Exercise: Pick out every line of the entries below where "heading" occurs, and copy those lines.

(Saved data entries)
------------------------

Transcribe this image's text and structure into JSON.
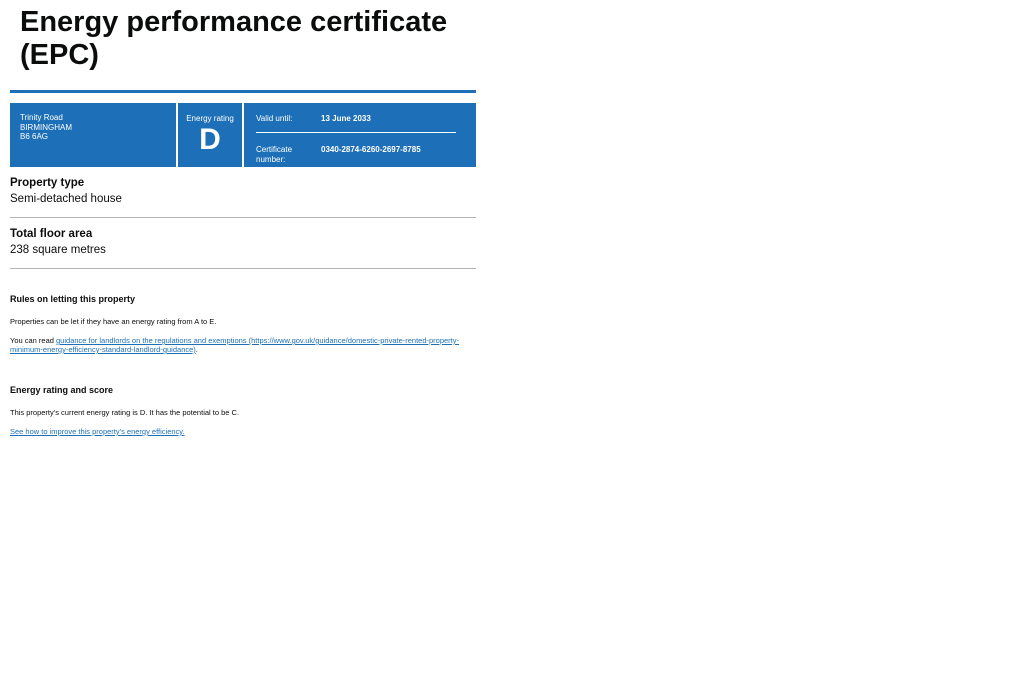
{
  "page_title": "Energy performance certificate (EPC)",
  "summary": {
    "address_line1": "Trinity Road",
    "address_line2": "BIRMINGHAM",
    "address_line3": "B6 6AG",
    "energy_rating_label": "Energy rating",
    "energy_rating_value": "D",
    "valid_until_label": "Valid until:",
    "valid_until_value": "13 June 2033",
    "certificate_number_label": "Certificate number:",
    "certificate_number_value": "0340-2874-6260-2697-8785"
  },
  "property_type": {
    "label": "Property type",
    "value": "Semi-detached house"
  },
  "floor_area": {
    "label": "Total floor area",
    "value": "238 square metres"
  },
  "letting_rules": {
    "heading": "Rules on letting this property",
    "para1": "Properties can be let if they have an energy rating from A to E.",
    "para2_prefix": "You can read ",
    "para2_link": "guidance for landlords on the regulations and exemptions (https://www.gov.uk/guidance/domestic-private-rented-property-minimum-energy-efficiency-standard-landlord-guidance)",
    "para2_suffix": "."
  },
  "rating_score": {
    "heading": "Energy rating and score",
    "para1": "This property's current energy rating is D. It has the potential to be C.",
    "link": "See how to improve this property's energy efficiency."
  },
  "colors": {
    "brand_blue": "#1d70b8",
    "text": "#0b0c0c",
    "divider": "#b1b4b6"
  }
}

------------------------

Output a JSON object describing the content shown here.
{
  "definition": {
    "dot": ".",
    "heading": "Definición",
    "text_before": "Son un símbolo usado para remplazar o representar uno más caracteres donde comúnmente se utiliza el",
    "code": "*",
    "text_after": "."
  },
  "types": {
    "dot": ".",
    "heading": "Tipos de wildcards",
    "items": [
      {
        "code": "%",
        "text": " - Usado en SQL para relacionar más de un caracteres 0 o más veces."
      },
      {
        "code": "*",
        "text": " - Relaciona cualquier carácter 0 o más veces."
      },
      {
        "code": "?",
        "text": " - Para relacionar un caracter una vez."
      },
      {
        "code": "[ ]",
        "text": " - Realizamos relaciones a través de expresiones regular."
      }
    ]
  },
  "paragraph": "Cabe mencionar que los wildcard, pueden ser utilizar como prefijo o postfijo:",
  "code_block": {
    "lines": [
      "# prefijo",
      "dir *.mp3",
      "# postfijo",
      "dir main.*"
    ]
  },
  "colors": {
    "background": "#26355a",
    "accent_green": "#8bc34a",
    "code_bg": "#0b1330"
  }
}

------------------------

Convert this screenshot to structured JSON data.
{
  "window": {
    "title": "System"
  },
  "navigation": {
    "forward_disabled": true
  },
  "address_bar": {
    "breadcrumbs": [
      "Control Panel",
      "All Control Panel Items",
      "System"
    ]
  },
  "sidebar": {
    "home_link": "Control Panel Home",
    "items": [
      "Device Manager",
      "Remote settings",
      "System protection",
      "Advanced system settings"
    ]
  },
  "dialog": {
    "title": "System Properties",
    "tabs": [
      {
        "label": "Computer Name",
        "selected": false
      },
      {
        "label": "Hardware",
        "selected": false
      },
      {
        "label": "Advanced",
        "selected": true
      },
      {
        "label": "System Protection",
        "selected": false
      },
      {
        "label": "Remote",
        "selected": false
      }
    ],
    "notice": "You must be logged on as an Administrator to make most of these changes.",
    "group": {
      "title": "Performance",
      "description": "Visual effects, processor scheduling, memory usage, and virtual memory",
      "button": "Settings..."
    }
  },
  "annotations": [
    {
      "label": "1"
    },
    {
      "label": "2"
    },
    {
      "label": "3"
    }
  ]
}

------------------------

Your solution:
    "heading": "Rules on letting this property",
    "heading": "Energy rating and score",
    "heading": "Definición",
    "heading": "Tipos de wildcards",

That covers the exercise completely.